§ TASK PROMPT
Copy out each line of the data that includes the string "year".

§ RECORDS SHOWN
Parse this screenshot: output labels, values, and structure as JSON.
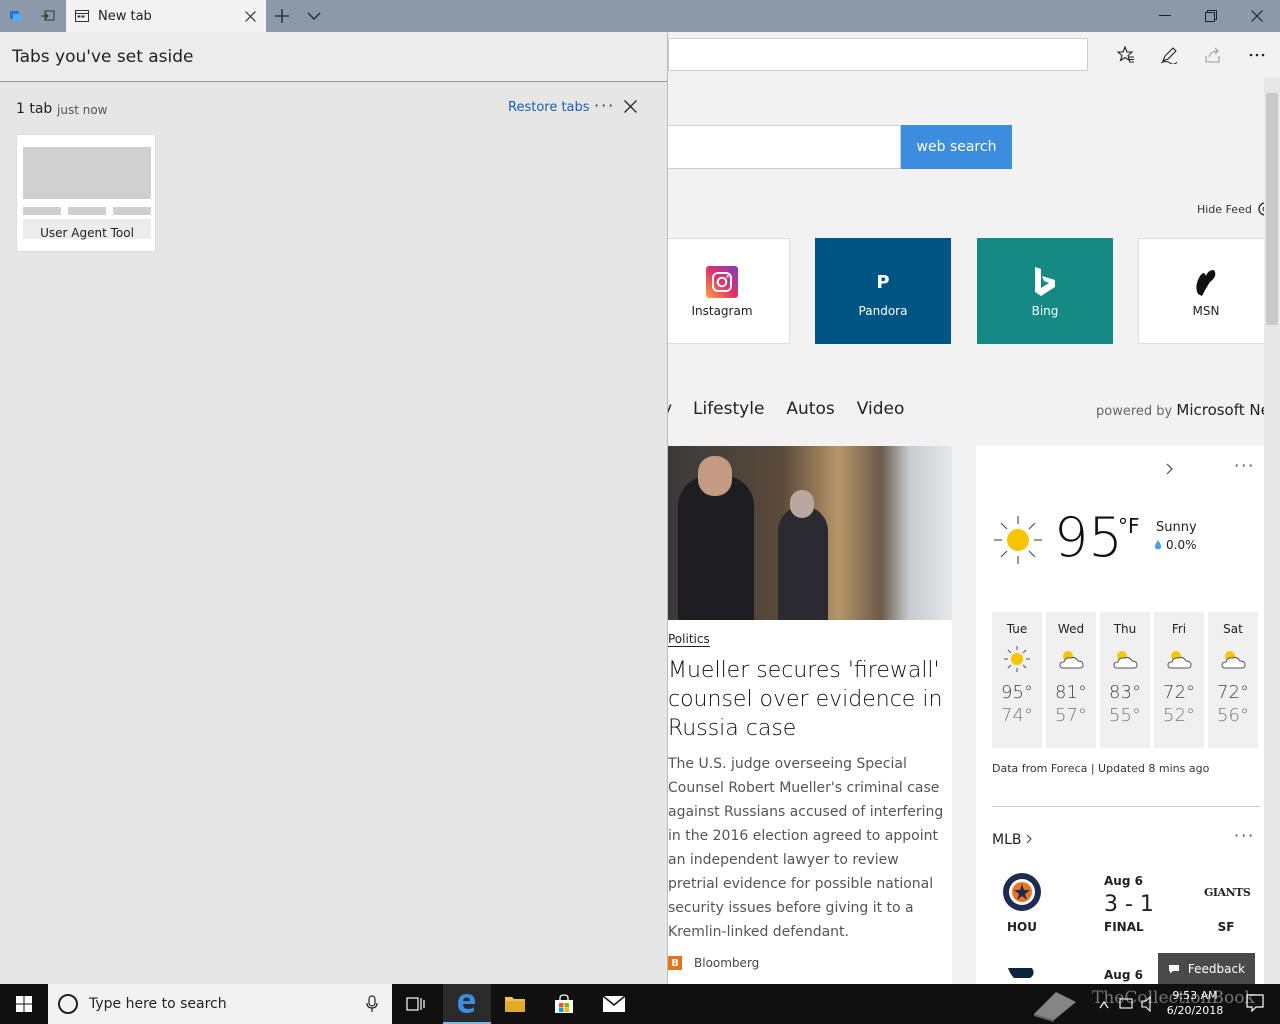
{
  "browser": {
    "tab_title": "New tab"
  },
  "panel": {
    "title": "Tabs you've set aside",
    "group_count": "1 tab",
    "group_time": "just now",
    "restore_label": "Restore tabs",
    "more_label": "···",
    "thumb_label": "User Agent Tool"
  },
  "ntp": {
    "search_button": "web search",
    "hide_feed": "Hide Feed",
    "tiles": [
      {
        "label": "Instagram",
        "icon": "instagram-icon",
        "bg": "#ffffff",
        "fg": "#222222"
      },
      {
        "label": "Pandora",
        "icon": "pandora-icon",
        "bg": "#005483",
        "fg": "#ffffff",
        "glyph": "P"
      },
      {
        "label": "Bing",
        "icon": "bing-icon",
        "bg": "#138a83",
        "fg": "#ffffff"
      },
      {
        "label": "MSN",
        "icon": "msn-icon",
        "bg": "#ffffff",
        "fg": "#222222"
      }
    ],
    "categories": [
      "Lifestyle",
      "Autos",
      "Video"
    ],
    "powered_prefix": "powered by",
    "powered_brand": "Microsoft New",
    "news": {
      "category": "Politics",
      "title": "Mueller secures 'firewall' counsel over evidence in Russia case",
      "body": "The U.S. judge overseeing Special Counsel Robert Mueller's criminal case against Russians accused of interfering in the 2016 election agreed to appoint an independent lawyer to review pretrial evidence for possible national security issues before giving it to a Kremlin-linked defendant.",
      "source": "Bloomberg",
      "source_glyph": "B"
    },
    "weather": {
      "temp": "95",
      "unit": "°F",
      "condition": "Sunny",
      "precip": "0.0%",
      "days": [
        {
          "name": "Tue",
          "hi": "95°",
          "lo": "74°",
          "icon": "sun"
        },
        {
          "name": "Wed",
          "hi": "81°",
          "lo": "57°",
          "icon": "partly-cloudy"
        },
        {
          "name": "Thu",
          "hi": "83°",
          "lo": "55°",
          "icon": "partly-cloudy"
        },
        {
          "name": "Fri",
          "hi": "72°",
          "lo": "52°",
          "icon": "partly-cloudy"
        },
        {
          "name": "Sat",
          "hi": "72°",
          "lo": "56°",
          "icon": "partly-cloudy"
        }
      ],
      "footer": "Data from Foreca | Updated 8 mins ago"
    },
    "mlb": {
      "label": "MLB",
      "home": "HOU",
      "away": "SF",
      "away_logo": "GIANTS",
      "date": "Aug 6",
      "score": "3 - 1",
      "status": "FINAL",
      "date2": "Aug 6"
    },
    "feedback": "Feedback"
  },
  "taskbar": {
    "search_placeholder": "Type here to search",
    "time": "9:53 AM",
    "date": "6/20/2018",
    "watermark": "TheCollectionBook"
  },
  "colors": {
    "accent": "#3c8de0",
    "titlebar": "#8c99a8",
    "link": "#1a5fb4"
  }
}
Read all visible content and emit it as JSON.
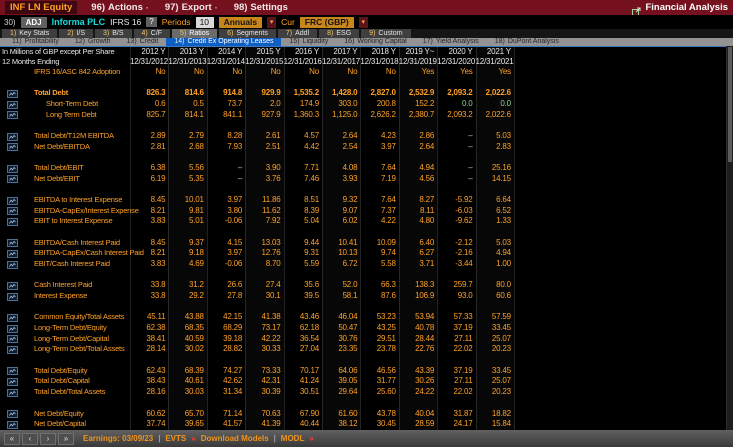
{
  "titlebar": {
    "security": "INF LN Equity",
    "menus": [
      {
        "num": "96)",
        "label": "Actions",
        "dropdown": true
      },
      {
        "num": "97)",
        "label": "Export",
        "dropdown": true
      },
      {
        "num": "98)",
        "label": "Settings",
        "dropdown": false
      }
    ],
    "app_title": "Financial Analysis"
  },
  "toolbar": {
    "adj_num": "30)",
    "adj_label": "ADJ",
    "company": "Informa PLC",
    "standard": "IFRS 16",
    "help": "?",
    "periods_label": "Periods",
    "periods_value": "10",
    "period_type": "Annuals",
    "currency_label": "Cur",
    "currency_value": "FRC (GBP)"
  },
  "tabs": {
    "selected_index": 4,
    "items": [
      {
        "num": "1)",
        "label": "Key Stats"
      },
      {
        "num": "2)",
        "label": "I/S"
      },
      {
        "num": "3)",
        "label": "B/S"
      },
      {
        "num": "4)",
        "label": "C/F"
      },
      {
        "num": "5)",
        "label": "Ratios"
      },
      {
        "num": "6)",
        "label": "Segments"
      },
      {
        "num": "7)",
        "label": "Addl"
      },
      {
        "num": "8)",
        "label": "ESG"
      },
      {
        "num": "9)",
        "label": "Custom"
      }
    ]
  },
  "subtabs": {
    "selected_index": 3,
    "items": [
      {
        "num": "11)",
        "label": "Profitability"
      },
      {
        "num": "12)",
        "label": "Growth"
      },
      {
        "num": "13)",
        "label": "Credit"
      },
      {
        "num": "14)",
        "label": "Credit Ex Operating Leases"
      },
      {
        "num": "15)",
        "label": "Liquidity"
      },
      {
        "num": "16)",
        "label": "Working Capital"
      },
      {
        "num": "17)",
        "label": "Yield Analysis"
      },
      {
        "num": "18)",
        "label": "DuPont Analysis"
      }
    ]
  },
  "table": {
    "unit_note": "In Millions of GBP except Per Share",
    "period_note": "12 Months Ending",
    "columns": [
      {
        "year": "2012 Y",
        "date": "12/31/2012"
      },
      {
        "year": "2013 Y",
        "date": "12/31/2013"
      },
      {
        "year": "2014 Y",
        "date": "12/31/2014"
      },
      {
        "year": "2015 Y",
        "date": "12/31/2015"
      },
      {
        "year": "2016 Y",
        "date": "12/31/2016"
      },
      {
        "year": "2017 Y",
        "date": "12/31/2017"
      },
      {
        "year": "2018 Y",
        "date": "12/31/2018"
      },
      {
        "year": "2019 Y~",
        "date": "12/31/2019"
      },
      {
        "year": "2020 Y",
        "date": "12/31/2020"
      },
      {
        "year": "2021 Y",
        "date": "12/31/2021"
      }
    ],
    "adoption_row": {
      "label": "IFRS 16/ASC 842 Adoption",
      "values": [
        "No",
        "No",
        "No",
        "No",
        "No",
        "No",
        "No",
        "Yes",
        "Yes",
        "Yes"
      ]
    },
    "groups": [
      {
        "rows": [
          {
            "label": "Total Debt",
            "emphasis": true,
            "values": [
              "826.3",
              "814.6",
              "914.8",
              "929.9",
              "1,535.2",
              "1,428.0",
              "2,827.0",
              "2,532.9",
              "2,093.2",
              "2,022.6"
            ]
          },
          {
            "label": "Short-Term Debt",
            "indent": 1,
            "values": [
              "0.6",
              "0.5",
              "73.7",
              "2.0",
              "174.9",
              "303.0",
              "200.8",
              "152.2",
              "0.0",
              "0.0"
            ]
          },
          {
            "label": "Long Term Debt",
            "indent": 1,
            "values": [
              "825.7",
              "814.1",
              "841.1",
              "927.9",
              "1,360.3",
              "1,125.0",
              "2,626.2",
              "2,380.7",
              "2,093.2",
              "2,022.6"
            ]
          }
        ]
      },
      {
        "rows": [
          {
            "label": "Total Debt/T12M EBITDA",
            "values": [
              "2.89",
              "2.79",
              "8.28",
              "2.61",
              "4.57",
              "2.64",
              "4.23",
              "2.86",
              "–",
              "5.03"
            ]
          },
          {
            "label": "Net Debt/EBITDA",
            "values": [
              "2.81",
              "2.68",
              "7.93",
              "2.51",
              "4.42",
              "2.54",
              "3.97",
              "2.64",
              "–",
              "2.83"
            ]
          }
        ]
      },
      {
        "rows": [
          {
            "label": "Total Debt/EBIT",
            "values": [
              "6.38",
              "5.56",
              "–",
              "3.90",
              "7.71",
              "4.08",
              "7.64",
              "4.94",
              "–",
              "25.16"
            ]
          },
          {
            "label": "Net Debt/EBIT",
            "values": [
              "6.19",
              "5.35",
              "–",
              "3.76",
              "7.46",
              "3.93",
              "7.19",
              "4.56",
              "–",
              "14.15"
            ]
          }
        ]
      },
      {
        "rows": [
          {
            "label": "EBITDA to Interest Expense",
            "values": [
              "8.45",
              "10.01",
              "3.97",
              "11.86",
              "8.51",
              "9.32",
              "7.64",
              "8.27",
              "-5.92",
              "6.64"
            ]
          },
          {
            "label": "EBITDA-CapEx/Interest Expense",
            "values": [
              "8.21",
              "9.81",
              "3.80",
              "11.62",
              "8.39",
              "9.07",
              "7.37",
              "8.11",
              "-6.03",
              "6.52"
            ]
          },
          {
            "label": "EBIT to Interest Expense",
            "values": [
              "3.83",
              "5.01",
              "-0.06",
              "7.92",
              "5.04",
              "6.02",
              "4.22",
              "4.80",
              "-9.62",
              "1.33"
            ]
          }
        ]
      },
      {
        "rows": [
          {
            "label": "EBITDA/Cash Interest Paid",
            "values": [
              "8.45",
              "9.37",
              "4.15",
              "13.03",
              "9.44",
              "10.41",
              "10.09",
              "6.40",
              "-2.12",
              "5.03"
            ]
          },
          {
            "label": "EBITDA-CapEx/Cash Interest Paid",
            "values": [
              "8.21",
              "9.18",
              "3.97",
              "12.76",
              "9.31",
              "10.13",
              "9.74",
              "6.27",
              "-2.16",
              "4.94"
            ]
          },
          {
            "label": "EBIT/Cash Interest Paid",
            "values": [
              "3.83",
              "4.69",
              "-0.06",
              "8.70",
              "5.59",
              "6.72",
              "5.58",
              "3.71",
              "-3.44",
              "1.00"
            ]
          }
        ]
      },
      {
        "rows": [
          {
            "label": "Cash Interest Paid",
            "values": [
              "33.8",
              "31.2",
              "26.6",
              "27.4",
              "35.6",
              "52.0",
              "66.3",
              "138.3",
              "259.7",
              "80.0"
            ]
          },
          {
            "label": "Interest Expense",
            "values": [
              "33.8",
              "29.2",
              "27.8",
              "30.1",
              "39.5",
              "58.1",
              "87.6",
              "106.9",
              "93.0",
              "60.6"
            ]
          }
        ]
      },
      {
        "rows": [
          {
            "label": "Common Equity/Total Assets",
            "values": [
              "45.11",
              "43.88",
              "42.15",
              "41.38",
              "43.46",
              "46.04",
              "53.23",
              "53.94",
              "57.33",
              "57.59"
            ]
          },
          {
            "label": "Long-Term Debt/Equity",
            "values": [
              "62.38",
              "68.35",
              "68.29",
              "73.17",
              "62.18",
              "50.47",
              "43.25",
              "40.78",
              "37.19",
              "33.45"
            ]
          },
          {
            "label": "Long-Term Debt/Capital",
            "values": [
              "38.41",
              "40.59",
              "39.18",
              "42.22",
              "36.54",
              "30.76",
              "29.51",
              "28.44",
              "27.11",
              "25.07"
            ]
          },
          {
            "label": "Long-Term Debt/Total Assets",
            "values": [
              "28.14",
              "30.02",
              "28.82",
              "30.33",
              "27.04",
              "23.35",
              "23.78",
              "22.76",
              "22.02",
              "20.23"
            ]
          }
        ]
      },
      {
        "rows": [
          {
            "label": "Total Debt/Equity",
            "values": [
              "62.43",
              "68.39",
              "74.27",
              "73.33",
              "70.17",
              "64.06",
              "46.56",
              "43.39",
              "37.19",
              "33.45"
            ]
          },
          {
            "label": "Total Debt/Capital",
            "values": [
              "38.43",
              "40.61",
              "42.62",
              "42.31",
              "41.24",
              "39.05",
              "31.77",
              "30.26",
              "27.11",
              "25.07"
            ]
          },
          {
            "label": "Total Debt/Total Assets",
            "values": [
              "28.16",
              "30.03",
              "31.34",
              "30.39",
              "30.51",
              "29.64",
              "25.60",
              "24.22",
              "22.02",
              "20.23"
            ]
          }
        ]
      },
      {
        "rows": [
          {
            "label": "Net Debt/Equity",
            "values": [
              "60.62",
              "65.70",
              "71.14",
              "70.63",
              "67.90",
              "61.60",
              "43.78",
              "40.04",
              "31.87",
              "18.82"
            ]
          },
          {
            "label": "Net Debt/Capital",
            "values": [
              "37.74",
              "39.65",
              "41.57",
              "41.39",
              "40.44",
              "38.12",
              "30.45",
              "28.59",
              "24.17",
              "15.84"
            ]
          }
        ]
      }
    ]
  },
  "footer": {
    "nav_buttons": [
      "«",
      "‹",
      "›",
      "»"
    ],
    "segments": [
      {
        "text": "Earnings: 03/09/23",
        "type": "label"
      },
      {
        "text": "|",
        "type": "sep"
      },
      {
        "text": "EVTS",
        "type": "link"
      },
      {
        "text": "»",
        "type": "arrow"
      },
      {
        "text": "Download Models",
        "type": "link"
      },
      {
        "text": "|",
        "type": "sep"
      },
      {
        "text": "MODL",
        "type": "link"
      },
      {
        "text": "»",
        "type": "arrow"
      }
    ]
  },
  "colors": {
    "titlebar_red": "#75101f",
    "value_amber": "#ffa126",
    "company_cyan": "#16dbdb",
    "selected_subtab_blue": "#0e5fc4",
    "dropdown_amber": "#c8861c",
    "zero_green": "#8fd48f",
    "panel_border_blue": "#3877b8"
  }
}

§ RESPONSE
        "year": "2012 Y",
        "year": "2013 Y",
        "year": "2014 Y",
        "year": "2015 Y",
        "year": "2016 Y",
        "year": "2017 Y",
        "year": "2018 Y",
        "year": "2019 Y~",
        "year": "2020 Y",
        "year": "2021 Y",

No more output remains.